This Week In Tickets: 17 October 2011 to 23 October 2011

10am movies, a really World Series that is pretty exciting despite the lack of Red Sox involvement, and a desire to grill one last time before winter shut that down for good account for a reasonably slow week for me at the cinemas:

This Week In Tickets!

Plus, I picked up a new laptop on Saturday so as not to use my work machine for everything and got to playing with it. Technically, anything I create on that machine belongs to my employer, and while I have no idea what the special products division of a pharmeceuticals distributor would want with my blog and eFilmCritic reviews, it's good to stay on the right side of the contract.

The Three Musketeers (2011)

* * ¼ (out of four)
Seen 22 October 2011 in AMC Boston Common #18 (first-run; RealD 3D)

On the whole, Paul W.S. Anderson's new version of The Three Musketeers is just not good. That's not really surprising; Anderson doesn't have a great reputation and he's working from a script that is, to be frank, pretty awful. It's outright "why did a buy a ticket for this" groan-worthy at times. And then the movie will hit something that Anderson is good at, and that almost makes it worse, because it means that this bad movie wasn't a bad idea, but just got screwed up.

What's bad? Oh, lots of stuff. Every place where writers Alex Litvak and Andrew Davies could have written some clever bit of dialogue, they basically do the opposite. It's not just that nearly everything every character says is bland, but it's as if every single bit is calculated to make the characters seem like jerks, and only Ray Stevenson's Porthos and Milla Jovovich's Milady de Winter can make that work for them.
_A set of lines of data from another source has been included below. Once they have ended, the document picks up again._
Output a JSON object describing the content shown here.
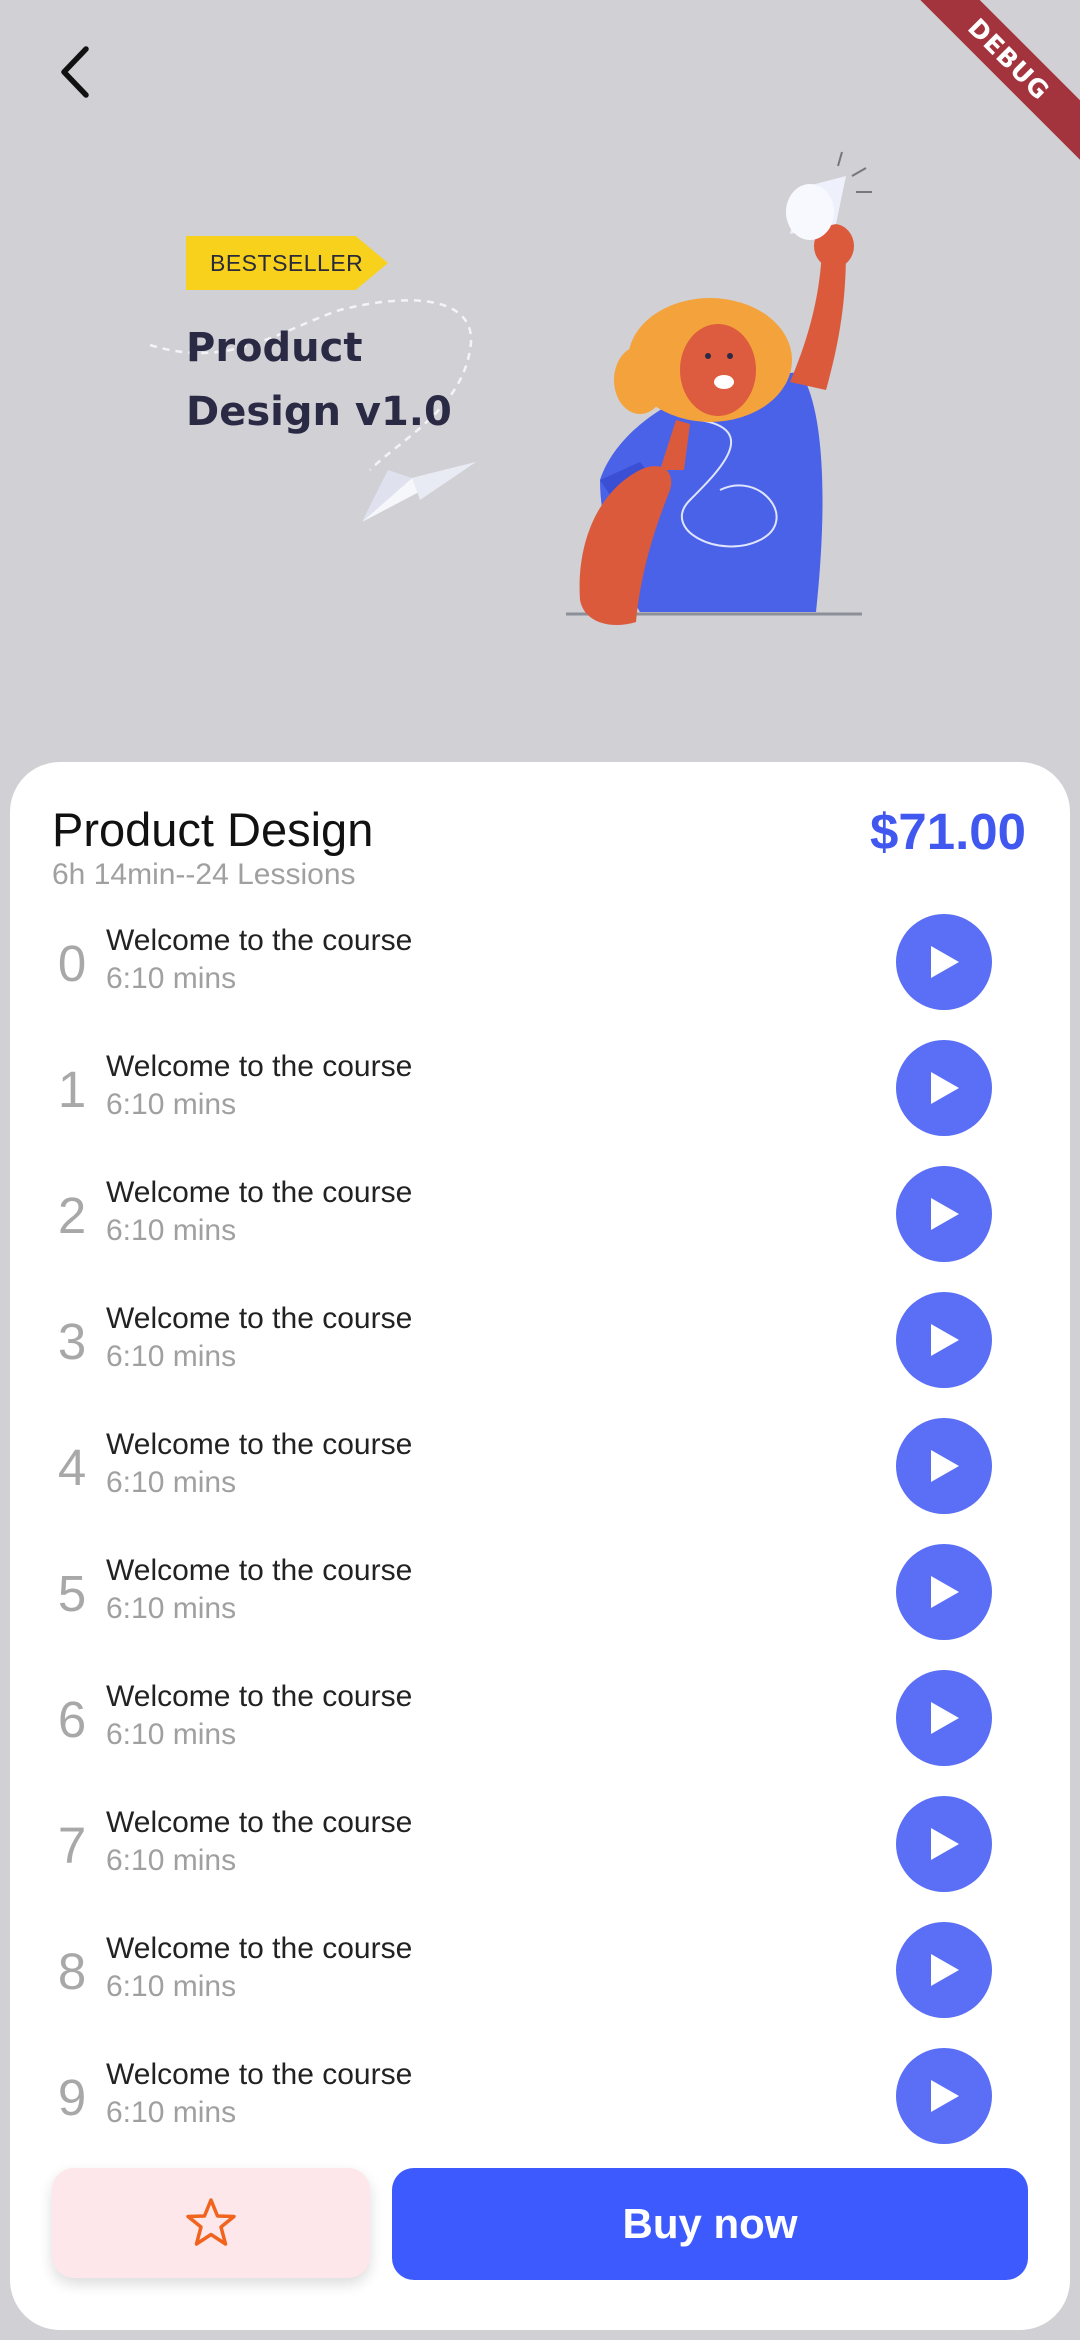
{
  "header": {
    "debug_label": "DEBUG"
  },
  "hero": {
    "badge": "BESTSELLER",
    "title_line1": "Product",
    "title_line2": "Design v1.0"
  },
  "course": {
    "title": "Product Design",
    "meta": "6h 14min--24 Lessions",
    "price": "$71.00"
  },
  "lessons": [
    {
      "number": "0",
      "title": "Welcome to the course",
      "duration": "6:10 mins"
    },
    {
      "number": "1",
      "title": "Welcome to the course",
      "duration": "6:10 mins"
    },
    {
      "number": "2",
      "title": "Welcome to the course",
      "duration": "6:10 mins"
    },
    {
      "number": "3",
      "title": "Welcome to the course",
      "duration": "6:10 mins"
    },
    {
      "number": "4",
      "title": "Welcome to the course",
      "duration": "6:10 mins"
    },
    {
      "number": "5",
      "title": "Welcome to the course",
      "duration": "6:10 mins"
    },
    {
      "number": "6",
      "title": "Welcome to the course",
      "duration": "6:10 mins"
    },
    {
      "number": "7",
      "title": "Welcome to the course",
      "duration": "6:10 mins"
    },
    {
      "number": "8",
      "title": "Welcome to the course",
      "duration": "6:10 mins"
    },
    {
      "number": "9",
      "title": "Welcome to the course",
      "duration": "6:10 mins"
    }
  ],
  "actions": {
    "buy_label": "Buy now"
  },
  "colors": {
    "accent": "#3d5afe",
    "play": "#5a6ff6",
    "price": "#4158f0",
    "favorite_bg": "#fde7ea",
    "favorite_icon": "#f0641e",
    "badge": "#f7d11c"
  },
  "icons": {
    "back": "chevron-left-icon",
    "play": "play-icon",
    "favorite": "star-outline-icon"
  }
}
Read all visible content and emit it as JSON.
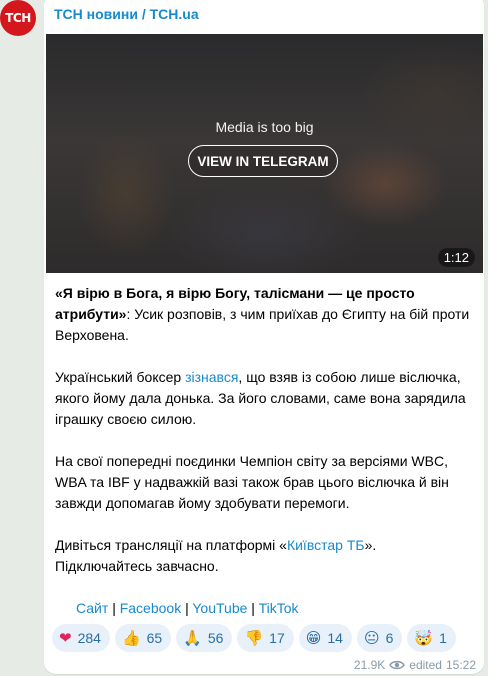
{
  "avatar_text": "ТСН",
  "channel_name": "ТСН новини / TCH.ua",
  "media": {
    "message": "Media is too big",
    "button_label": "VIEW IN TELEGRAM",
    "duration": "1:12"
  },
  "post": {
    "p1_quote": "«Я вірю в Бога, я вірю Богу, талісмани — це просто атрибути»",
    "p1_rest": ": Усик розповів, з чим приїхав до Єгипту на бій проти Верховена.",
    "p2_pre": "Український боксер ",
    "p2_link": "зізнався",
    "p2_post": ", що взяв із собою лише віслючка, якого йому дала донька. За його словами, саме вона зарядила іграшку своєю силою.",
    "p3": "На свої попередні поєдинки Чемпіон світу за версіями WBC, WBA та IBF у надважкій вазі також брав цього віслючка й він завжди допомагав йому здобувати перемоги.",
    "p4_pre": "Дивіться трансляції на платформі «",
    "p4_link": "Київстар ТБ",
    "p4_post": "». Підключайтесь завчасно.",
    "links": {
      "site": "Сайт",
      "facebook": "Facebook",
      "youtube": "YouTube",
      "tiktok": "TikTok",
      "separator": "|"
    }
  },
  "reactions": [
    {
      "emoji": "❤",
      "icon": "red-heart",
      "count": "284"
    },
    {
      "emoji": "👍",
      "icon": "thumbs-up",
      "count": "65"
    },
    {
      "emoji": "🙏",
      "icon": "folded-hands",
      "count": "56"
    },
    {
      "emoji": "👎",
      "icon": "thumbs-down",
      "count": "17"
    },
    {
      "emoji": "😁",
      "icon": "grinning-face",
      "count": "14"
    },
    {
      "emoji": "😐",
      "icon": "neutral-face",
      "count": "6"
    },
    {
      "emoji": "🤯",
      "icon": "exploding-head",
      "count": "1"
    }
  ],
  "meta": {
    "views": "21.9K",
    "edited_label": "edited",
    "time": "15:22"
  },
  "colors": {
    "link": "#168acd",
    "avatar_bg": "#d4161d",
    "reaction_bg": "#e8f1f9"
  }
}
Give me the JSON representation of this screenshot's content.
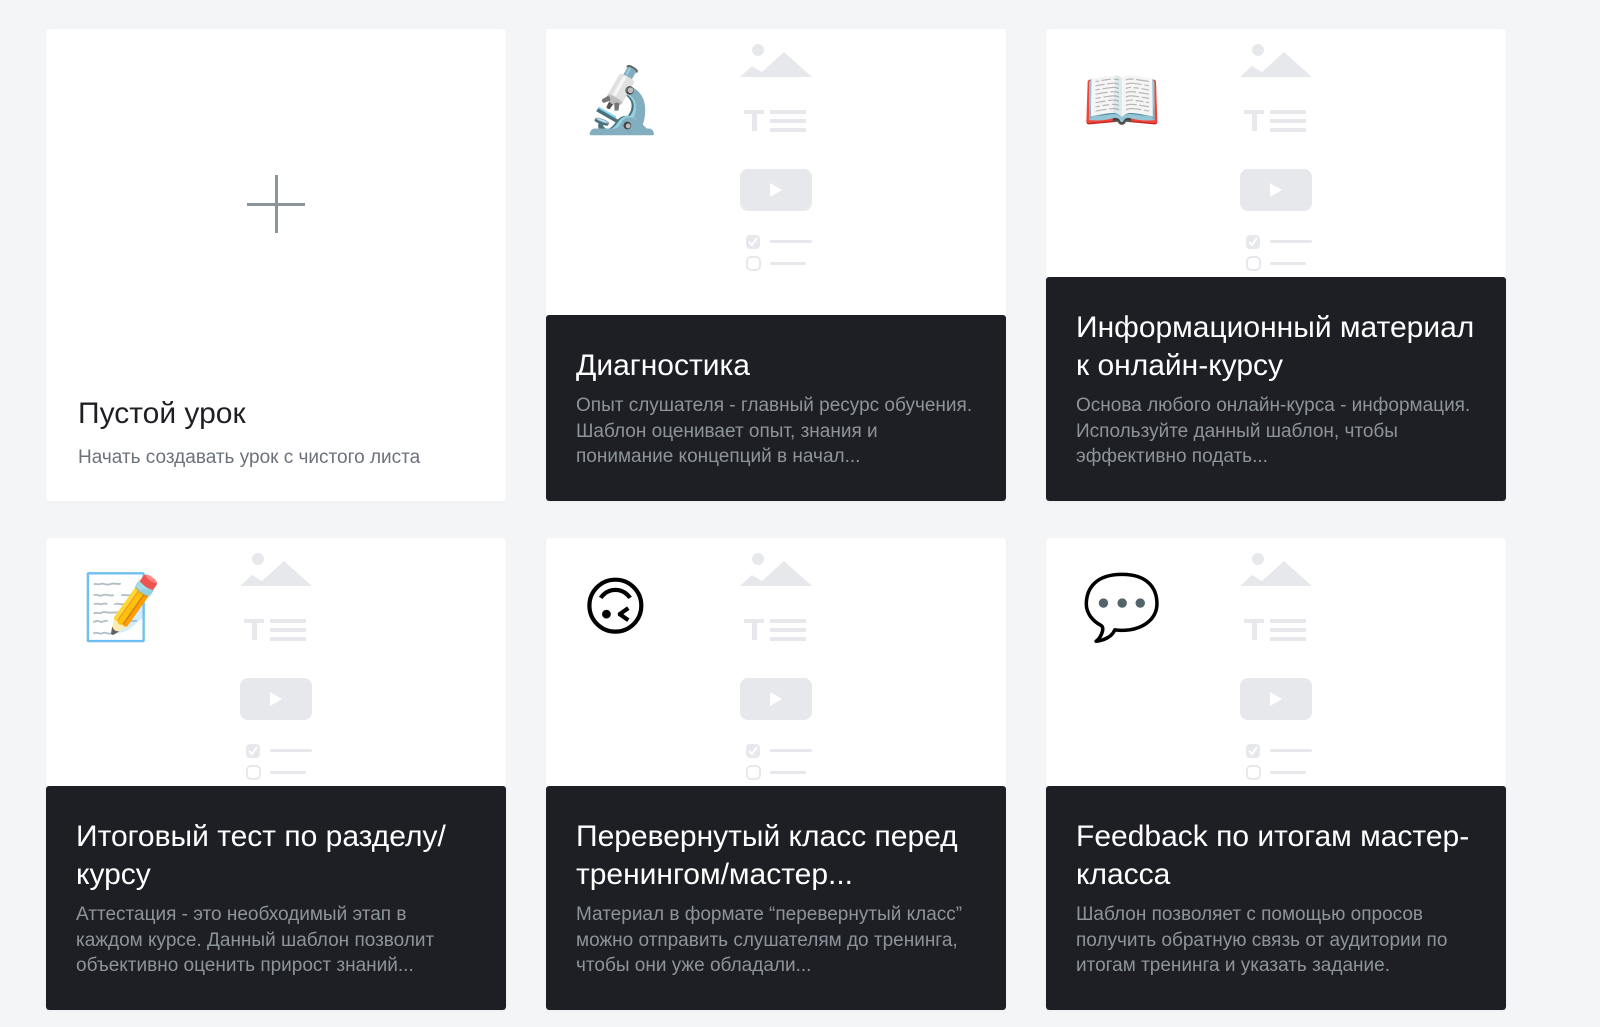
{
  "icon_names": {
    "empty": "plus-icon",
    "diagnostics": "microscope-icon",
    "info": "open-book-icon",
    "final_test": "memo-pencil-icon",
    "flipped": "upside-down-face-icon",
    "feedback": "speech-bubble-icon",
    "placeholder": [
      "image-icon",
      "text-icon",
      "video-play-icon",
      "checklist-icon"
    ]
  },
  "colors": {
    "page_background": "#f4f5f7",
    "card_background": "#ffffff",
    "dark_footer": "#1d1f24",
    "placeholder_gray": "#e6e8ec"
  },
  "cards": {
    "empty": {
      "title": "Пустой урок",
      "description": "Начать создавать урок с чистого листа"
    },
    "diagnostics": {
      "emoji": "🔬",
      "title": "Диагностика",
      "description": "Опыт слушателя - главный ресурс обучения. Шаблон оценивает опыт, знания и понимание концепций в начал..."
    },
    "info": {
      "emoji": "📖",
      "title": "Информационный материал к онлайн-курсу",
      "description": "Основа любого онлайн-курса - информация. Используйте данный шаблон, чтобы эффективно подать..."
    },
    "final_test": {
      "emoji": "📝",
      "title": "Итоговый тест по разделу/курсу",
      "description": "Аттестация - это необходимый этап в каждом курсе. Данный шаблон позволит объективно оценить прирост знаний..."
    },
    "flipped": {
      "emoji": "🙃",
      "title": "Перевернутый класс перед тренингом/мастер...",
      "description": "Материал в формате “перевернутый класс” можно отправить слушателям до тренинга, чтобы они уже обладали..."
    },
    "feedback": {
      "emoji": "💬",
      "title": "Feedback по итогам мастер-класса",
      "description": "Шаблон позволяет с помощью опросов получить обратную связь от аудитории по итогам тренинга и указать задание."
    }
  }
}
Honestly, even though D'artagnan is supposed to be the viewpoint character we like, he's such a smug little bastard that the natural desire of the audience throughout the movie is to punch him in the face (and man, is Logan Lerman terrible). The plot is a goofy mess, frequently advanced in dumb, dumb ways.

And then Anderson and company will throw anachronistic airships at us.

Sure, one can complain about how the filmmakers are taking ridiculous liberties with the source material, but it's sort of akin to complaining that Robin Hood movies don't follow Ivanhoe or that superhero flicks generally don't follow any specific comic book storyline. The crazy clockwork technology and environments are fun enough on their own for it to be forgiveable, and the fun that the filmmakers and actors are having is palpable. If Anderson has one saving grace, it's that he knows when to say "screw realism" and go for larger-than-life fun.

If he's got two, it's that he knows how to use 3D fairly well. He was a kid let loose in a candy store with Resident Evil: Afterlife, spending what seemed like half the running time throwing poorly-rendered stuff at the audience in slow motion; this one looks a little nicer and uses the third dimension more for depth and scale than jumps. The Three Musketeers is a spiffy-looking movie, and while the 3D isn't necessary, it looks good and has a fun sense of awe and grandeur.

And, finally, I really like the way Anderson ends his movies, including this one, with ridiculous cliffhangers. He doesn't do it in a cocky or presumptuous way; he gives a satisfying climax and then basically says that these characters have more and bigger adventures ahead of them.

WeekendThe Three MusketeersThe CircusLike Crazy

1 comment:

kls said...

I feel the same with you on The Three Musketeers.